One major consequence of antibiotic pressure experienced by host microbiota is emergence of antibiotic-resistant pathogens.  This represents a growing tsunami-like threat to our health care system.  Over the past decade we have focused on one such pathogen, Clostridium difficile.  Infection with C. difficile commonly cannot be eradicated with standard antibiotics.  Our multi-disciplinary team has been one of the world leaders in development in approaches to normalize the intestinal microbial community structure by implanting donor microbiota into patients.  This therapeutic approach continues to be central to many of our research projects, which investigate and develop:

  • Next generation microbiota therapeutics
  • Mechanisms for how restoration microbiota therapies impact disease pathogenesis
  • The role of secondary bile acid metabolism in the pathogenesis of C. difficile infection and development of therapeutic bile acid derivative drugs
  • Mechanisms of host-microbiota interactions in energy metabolism
  • Microbiota-based therapeutics for inflammatory bowel disease
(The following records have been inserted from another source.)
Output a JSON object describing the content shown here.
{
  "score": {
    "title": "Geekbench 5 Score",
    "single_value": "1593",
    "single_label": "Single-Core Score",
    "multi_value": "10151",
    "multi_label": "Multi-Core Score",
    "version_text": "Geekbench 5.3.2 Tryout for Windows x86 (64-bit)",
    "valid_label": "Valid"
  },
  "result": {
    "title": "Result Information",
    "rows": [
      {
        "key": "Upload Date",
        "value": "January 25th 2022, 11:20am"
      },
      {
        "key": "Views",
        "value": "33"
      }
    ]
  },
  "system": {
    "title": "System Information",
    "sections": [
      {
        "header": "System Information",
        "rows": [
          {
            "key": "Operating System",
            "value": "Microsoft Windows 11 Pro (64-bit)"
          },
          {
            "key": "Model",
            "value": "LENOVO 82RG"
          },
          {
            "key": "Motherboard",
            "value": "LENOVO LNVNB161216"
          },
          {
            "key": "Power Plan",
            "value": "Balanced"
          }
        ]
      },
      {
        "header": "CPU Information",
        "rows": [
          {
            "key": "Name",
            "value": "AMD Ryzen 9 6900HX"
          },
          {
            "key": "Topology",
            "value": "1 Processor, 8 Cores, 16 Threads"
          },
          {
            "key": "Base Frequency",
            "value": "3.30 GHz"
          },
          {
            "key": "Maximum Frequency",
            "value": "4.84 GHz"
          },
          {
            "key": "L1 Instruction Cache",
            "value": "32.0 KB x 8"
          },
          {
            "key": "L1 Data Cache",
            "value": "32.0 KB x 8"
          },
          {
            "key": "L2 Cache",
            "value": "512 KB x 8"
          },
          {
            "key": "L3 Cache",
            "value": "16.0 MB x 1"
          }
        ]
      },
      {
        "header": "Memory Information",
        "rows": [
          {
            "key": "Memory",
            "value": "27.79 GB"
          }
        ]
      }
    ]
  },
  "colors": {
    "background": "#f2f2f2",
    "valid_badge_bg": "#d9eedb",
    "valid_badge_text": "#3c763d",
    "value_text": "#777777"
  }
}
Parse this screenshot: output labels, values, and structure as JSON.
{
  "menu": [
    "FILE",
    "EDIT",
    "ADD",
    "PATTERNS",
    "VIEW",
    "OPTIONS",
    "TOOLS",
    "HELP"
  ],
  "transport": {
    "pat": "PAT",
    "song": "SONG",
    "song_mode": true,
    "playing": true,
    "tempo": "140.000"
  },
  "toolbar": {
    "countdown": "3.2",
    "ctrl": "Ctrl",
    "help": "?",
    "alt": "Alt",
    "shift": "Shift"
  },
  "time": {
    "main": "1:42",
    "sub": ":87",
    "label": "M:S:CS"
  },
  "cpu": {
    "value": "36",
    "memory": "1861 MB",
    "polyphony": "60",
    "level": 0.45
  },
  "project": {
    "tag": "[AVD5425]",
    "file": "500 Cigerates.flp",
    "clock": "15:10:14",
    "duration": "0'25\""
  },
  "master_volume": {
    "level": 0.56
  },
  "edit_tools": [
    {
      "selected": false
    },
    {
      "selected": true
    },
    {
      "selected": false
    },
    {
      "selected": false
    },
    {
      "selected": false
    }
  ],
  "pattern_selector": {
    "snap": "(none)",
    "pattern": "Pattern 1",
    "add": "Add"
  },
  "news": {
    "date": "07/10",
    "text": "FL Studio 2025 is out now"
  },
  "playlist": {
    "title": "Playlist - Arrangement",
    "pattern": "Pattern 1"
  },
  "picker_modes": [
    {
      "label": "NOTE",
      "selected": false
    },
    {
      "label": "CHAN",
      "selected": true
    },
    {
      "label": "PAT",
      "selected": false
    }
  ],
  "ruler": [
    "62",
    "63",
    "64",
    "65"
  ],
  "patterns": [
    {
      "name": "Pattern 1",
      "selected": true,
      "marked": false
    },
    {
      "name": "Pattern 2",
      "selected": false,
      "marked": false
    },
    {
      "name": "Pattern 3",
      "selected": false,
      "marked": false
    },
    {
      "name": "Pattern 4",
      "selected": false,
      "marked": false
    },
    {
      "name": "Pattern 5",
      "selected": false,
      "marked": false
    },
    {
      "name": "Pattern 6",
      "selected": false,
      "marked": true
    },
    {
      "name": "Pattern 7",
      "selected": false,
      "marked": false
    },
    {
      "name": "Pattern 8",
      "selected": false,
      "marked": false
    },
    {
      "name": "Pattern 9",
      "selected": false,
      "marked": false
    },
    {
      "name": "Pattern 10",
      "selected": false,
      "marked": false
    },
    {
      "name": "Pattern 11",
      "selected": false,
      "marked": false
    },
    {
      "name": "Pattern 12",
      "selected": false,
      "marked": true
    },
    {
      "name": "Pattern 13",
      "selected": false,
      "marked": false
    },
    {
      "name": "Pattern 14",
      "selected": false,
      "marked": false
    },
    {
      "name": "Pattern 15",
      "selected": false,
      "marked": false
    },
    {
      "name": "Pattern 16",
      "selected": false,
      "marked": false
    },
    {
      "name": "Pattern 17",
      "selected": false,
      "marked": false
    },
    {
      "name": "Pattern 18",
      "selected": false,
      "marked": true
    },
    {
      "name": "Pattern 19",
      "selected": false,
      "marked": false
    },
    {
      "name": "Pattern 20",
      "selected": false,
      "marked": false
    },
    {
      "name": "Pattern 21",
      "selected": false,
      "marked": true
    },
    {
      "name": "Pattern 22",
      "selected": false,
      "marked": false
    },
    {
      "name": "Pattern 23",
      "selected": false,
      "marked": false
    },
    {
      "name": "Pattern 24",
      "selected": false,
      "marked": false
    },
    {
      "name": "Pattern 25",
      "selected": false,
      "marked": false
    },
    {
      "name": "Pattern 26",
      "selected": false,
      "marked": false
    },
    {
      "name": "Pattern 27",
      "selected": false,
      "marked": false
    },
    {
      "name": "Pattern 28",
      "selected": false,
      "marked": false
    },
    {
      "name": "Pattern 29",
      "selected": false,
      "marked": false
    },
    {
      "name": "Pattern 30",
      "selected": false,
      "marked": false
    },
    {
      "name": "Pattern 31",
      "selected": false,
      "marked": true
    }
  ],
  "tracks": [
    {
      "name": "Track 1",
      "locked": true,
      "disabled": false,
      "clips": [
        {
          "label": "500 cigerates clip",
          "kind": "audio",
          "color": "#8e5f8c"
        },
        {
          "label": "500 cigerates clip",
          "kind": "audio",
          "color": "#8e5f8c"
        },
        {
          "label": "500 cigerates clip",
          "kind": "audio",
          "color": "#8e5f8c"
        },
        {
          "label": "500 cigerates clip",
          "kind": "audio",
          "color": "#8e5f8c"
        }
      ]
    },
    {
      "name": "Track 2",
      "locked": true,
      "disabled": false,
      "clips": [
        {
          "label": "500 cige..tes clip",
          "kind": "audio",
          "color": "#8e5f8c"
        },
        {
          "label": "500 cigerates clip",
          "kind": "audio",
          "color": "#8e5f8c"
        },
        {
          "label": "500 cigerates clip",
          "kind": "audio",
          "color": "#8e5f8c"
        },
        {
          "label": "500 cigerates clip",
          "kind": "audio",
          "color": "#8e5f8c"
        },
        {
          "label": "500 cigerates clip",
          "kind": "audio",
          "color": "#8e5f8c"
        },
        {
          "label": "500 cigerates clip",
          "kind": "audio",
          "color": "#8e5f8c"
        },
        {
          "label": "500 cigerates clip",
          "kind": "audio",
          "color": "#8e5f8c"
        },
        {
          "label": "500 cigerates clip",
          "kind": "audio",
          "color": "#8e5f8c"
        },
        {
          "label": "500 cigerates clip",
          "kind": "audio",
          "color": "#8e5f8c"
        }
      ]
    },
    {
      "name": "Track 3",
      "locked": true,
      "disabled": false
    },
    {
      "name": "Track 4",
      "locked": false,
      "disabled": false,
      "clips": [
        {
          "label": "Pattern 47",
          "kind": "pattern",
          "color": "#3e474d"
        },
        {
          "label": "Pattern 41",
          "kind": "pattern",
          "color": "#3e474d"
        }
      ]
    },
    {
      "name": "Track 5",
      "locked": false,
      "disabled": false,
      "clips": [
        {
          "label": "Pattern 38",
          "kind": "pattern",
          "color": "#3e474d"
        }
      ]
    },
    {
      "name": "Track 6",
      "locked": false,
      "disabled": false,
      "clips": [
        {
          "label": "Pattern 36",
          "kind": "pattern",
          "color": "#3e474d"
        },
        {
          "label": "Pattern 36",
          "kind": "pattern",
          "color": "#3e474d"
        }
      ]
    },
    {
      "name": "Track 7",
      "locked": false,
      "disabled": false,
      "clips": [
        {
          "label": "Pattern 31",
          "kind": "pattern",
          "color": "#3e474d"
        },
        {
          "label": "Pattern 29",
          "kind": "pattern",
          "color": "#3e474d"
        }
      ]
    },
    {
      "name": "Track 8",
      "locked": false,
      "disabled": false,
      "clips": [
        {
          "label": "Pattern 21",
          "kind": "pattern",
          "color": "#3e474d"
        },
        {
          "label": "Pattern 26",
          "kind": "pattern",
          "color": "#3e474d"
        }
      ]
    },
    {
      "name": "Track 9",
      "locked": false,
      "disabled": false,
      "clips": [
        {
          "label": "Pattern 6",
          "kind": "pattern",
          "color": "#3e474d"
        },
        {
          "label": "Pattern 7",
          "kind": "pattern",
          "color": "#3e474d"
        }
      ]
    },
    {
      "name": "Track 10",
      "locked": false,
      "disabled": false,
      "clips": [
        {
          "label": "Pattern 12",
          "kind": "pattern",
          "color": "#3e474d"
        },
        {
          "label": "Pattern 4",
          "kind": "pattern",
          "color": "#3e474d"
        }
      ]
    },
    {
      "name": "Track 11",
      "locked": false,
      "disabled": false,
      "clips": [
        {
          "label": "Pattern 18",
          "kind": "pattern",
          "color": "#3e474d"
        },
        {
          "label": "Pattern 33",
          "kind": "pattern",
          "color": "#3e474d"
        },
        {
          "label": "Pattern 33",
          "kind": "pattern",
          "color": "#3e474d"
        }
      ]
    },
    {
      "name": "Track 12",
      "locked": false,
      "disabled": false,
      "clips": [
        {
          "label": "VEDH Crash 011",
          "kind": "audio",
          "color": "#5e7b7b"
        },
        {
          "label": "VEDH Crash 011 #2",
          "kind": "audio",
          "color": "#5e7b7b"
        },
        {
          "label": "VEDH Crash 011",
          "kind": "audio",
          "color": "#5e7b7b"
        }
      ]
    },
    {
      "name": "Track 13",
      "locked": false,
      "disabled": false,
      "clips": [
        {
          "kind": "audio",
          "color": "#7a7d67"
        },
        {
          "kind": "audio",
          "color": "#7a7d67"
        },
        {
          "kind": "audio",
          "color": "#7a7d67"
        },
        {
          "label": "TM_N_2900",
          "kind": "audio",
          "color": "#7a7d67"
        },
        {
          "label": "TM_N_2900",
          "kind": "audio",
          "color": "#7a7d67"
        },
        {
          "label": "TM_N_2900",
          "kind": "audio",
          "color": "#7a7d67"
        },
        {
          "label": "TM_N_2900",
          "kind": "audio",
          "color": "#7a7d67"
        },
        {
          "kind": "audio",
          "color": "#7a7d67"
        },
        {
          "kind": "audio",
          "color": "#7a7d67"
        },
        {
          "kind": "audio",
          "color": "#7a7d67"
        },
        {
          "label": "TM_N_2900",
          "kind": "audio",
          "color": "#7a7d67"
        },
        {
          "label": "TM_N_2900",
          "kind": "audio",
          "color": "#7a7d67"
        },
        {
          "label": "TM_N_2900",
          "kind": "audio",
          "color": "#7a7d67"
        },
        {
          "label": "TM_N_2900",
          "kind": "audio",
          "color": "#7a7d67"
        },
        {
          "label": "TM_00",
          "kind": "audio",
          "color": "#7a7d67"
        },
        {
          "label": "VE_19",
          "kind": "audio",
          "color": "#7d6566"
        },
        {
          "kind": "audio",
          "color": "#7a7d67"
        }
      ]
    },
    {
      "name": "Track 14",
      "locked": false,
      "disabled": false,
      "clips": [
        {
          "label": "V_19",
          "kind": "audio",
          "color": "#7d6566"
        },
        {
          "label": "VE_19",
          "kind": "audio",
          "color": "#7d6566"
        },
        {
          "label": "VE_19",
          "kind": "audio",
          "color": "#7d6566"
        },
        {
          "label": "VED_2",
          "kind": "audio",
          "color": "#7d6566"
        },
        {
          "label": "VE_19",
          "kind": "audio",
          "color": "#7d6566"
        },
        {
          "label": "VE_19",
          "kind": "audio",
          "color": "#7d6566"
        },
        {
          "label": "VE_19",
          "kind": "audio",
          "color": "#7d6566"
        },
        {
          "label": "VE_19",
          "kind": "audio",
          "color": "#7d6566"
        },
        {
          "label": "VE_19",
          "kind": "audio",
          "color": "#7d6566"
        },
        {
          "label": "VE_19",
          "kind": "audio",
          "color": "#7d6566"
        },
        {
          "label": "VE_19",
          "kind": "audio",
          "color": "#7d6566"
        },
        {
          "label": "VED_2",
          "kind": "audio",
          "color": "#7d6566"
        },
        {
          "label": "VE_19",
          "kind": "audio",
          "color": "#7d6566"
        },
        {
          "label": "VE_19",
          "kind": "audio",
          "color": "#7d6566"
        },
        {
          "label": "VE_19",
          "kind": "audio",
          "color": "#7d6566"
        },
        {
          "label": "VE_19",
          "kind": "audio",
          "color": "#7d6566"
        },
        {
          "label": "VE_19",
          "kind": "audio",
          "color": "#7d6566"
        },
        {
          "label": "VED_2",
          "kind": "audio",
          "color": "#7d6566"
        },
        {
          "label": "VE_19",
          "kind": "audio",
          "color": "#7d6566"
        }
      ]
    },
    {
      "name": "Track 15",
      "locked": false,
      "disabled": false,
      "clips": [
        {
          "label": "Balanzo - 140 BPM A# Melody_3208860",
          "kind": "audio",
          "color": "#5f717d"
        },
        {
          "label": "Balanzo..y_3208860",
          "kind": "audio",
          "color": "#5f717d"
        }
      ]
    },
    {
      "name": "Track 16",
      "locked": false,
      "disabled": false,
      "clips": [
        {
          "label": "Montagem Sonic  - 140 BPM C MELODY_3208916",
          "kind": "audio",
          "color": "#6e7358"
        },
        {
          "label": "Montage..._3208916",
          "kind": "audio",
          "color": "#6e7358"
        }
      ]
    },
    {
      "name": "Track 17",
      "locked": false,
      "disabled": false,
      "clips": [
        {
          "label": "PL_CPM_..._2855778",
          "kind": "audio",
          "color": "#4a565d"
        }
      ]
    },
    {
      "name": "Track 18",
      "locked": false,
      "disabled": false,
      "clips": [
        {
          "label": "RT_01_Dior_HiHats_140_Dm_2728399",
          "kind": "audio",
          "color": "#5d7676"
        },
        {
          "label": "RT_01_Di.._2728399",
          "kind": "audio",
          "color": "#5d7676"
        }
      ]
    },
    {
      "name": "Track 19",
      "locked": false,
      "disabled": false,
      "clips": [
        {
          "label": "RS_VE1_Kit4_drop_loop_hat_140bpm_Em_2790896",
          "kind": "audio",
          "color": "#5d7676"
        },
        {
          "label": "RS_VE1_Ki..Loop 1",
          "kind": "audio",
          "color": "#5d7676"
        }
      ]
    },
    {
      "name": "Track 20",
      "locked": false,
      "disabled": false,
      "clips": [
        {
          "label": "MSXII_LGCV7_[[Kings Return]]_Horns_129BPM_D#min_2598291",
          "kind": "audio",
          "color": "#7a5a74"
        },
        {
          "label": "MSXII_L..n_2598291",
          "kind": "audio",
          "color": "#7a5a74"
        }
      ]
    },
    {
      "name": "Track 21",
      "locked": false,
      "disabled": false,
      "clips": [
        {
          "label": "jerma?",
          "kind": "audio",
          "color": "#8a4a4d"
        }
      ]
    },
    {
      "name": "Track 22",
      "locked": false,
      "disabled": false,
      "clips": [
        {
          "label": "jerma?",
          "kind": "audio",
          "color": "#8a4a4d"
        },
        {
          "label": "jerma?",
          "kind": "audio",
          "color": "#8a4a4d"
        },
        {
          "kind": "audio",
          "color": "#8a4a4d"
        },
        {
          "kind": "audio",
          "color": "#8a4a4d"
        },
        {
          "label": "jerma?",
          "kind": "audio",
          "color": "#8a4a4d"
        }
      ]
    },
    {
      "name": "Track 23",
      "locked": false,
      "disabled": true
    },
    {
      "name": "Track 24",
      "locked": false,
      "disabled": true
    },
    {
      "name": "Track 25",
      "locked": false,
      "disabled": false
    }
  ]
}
The fundamental philosophical principles of the laboratory include: (1) multi-disciplinary team science is essential for tackling real life problems; (2) while in vitro and animal models can be critical in research, ultimately we need to do interventional clinical trials in human patients.

Selected Recent Publications:


Complete publication list: https://www.ncbi.nlm.nih.gov/pubmed/?term=khoruts